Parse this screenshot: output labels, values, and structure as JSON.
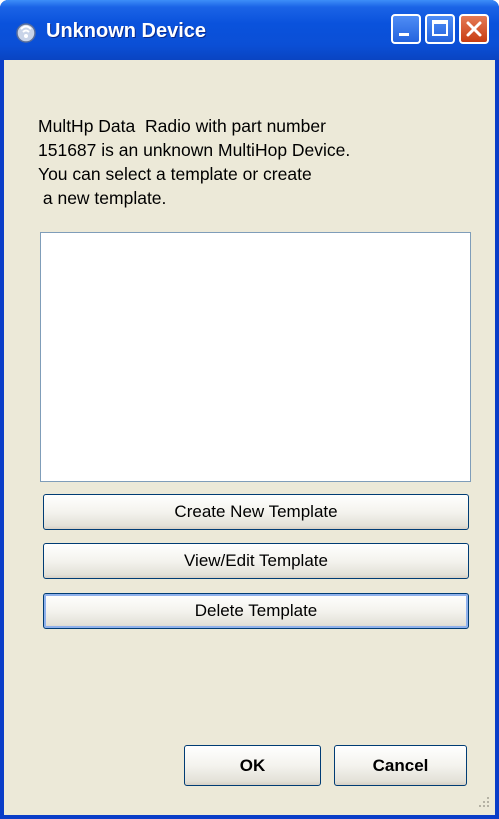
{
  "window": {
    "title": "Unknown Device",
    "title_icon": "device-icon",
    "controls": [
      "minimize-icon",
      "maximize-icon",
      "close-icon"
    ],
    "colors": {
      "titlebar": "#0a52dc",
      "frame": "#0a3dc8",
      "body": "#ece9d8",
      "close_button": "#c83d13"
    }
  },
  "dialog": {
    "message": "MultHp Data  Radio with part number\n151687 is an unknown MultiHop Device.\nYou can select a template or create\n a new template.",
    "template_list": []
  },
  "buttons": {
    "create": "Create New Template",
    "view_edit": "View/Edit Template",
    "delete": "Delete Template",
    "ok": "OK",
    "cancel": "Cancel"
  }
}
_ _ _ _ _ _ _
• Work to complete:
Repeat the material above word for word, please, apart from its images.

• Output:
Parse this screenshot: output labels, values, and structure as JSON.
{
  "window": {
    "title": "Unknown Device",
    "title_icon": "device-icon",
    "controls": [
      "minimize-icon",
      "maximize-icon",
      "close-icon"
    ],
    "colors": {
      "titlebar": "#0a52dc",
      "frame": "#0a3dc8",
      "body": "#ece9d8",
      "close_button": "#c83d13"
    }
  },
  "dialog": {
    "message": "MultHp Data  Radio with part number\n151687 is an unknown MultiHop Device.\nYou can select a template or create\n a new template.",
    "template_list": []
  },
  "buttons": {
    "create": "Create New Template",
    "view_edit": "View/Edit Template",
    "delete": "Delete Template",
    "ok": "OK",
    "cancel": "Cancel"
  }
}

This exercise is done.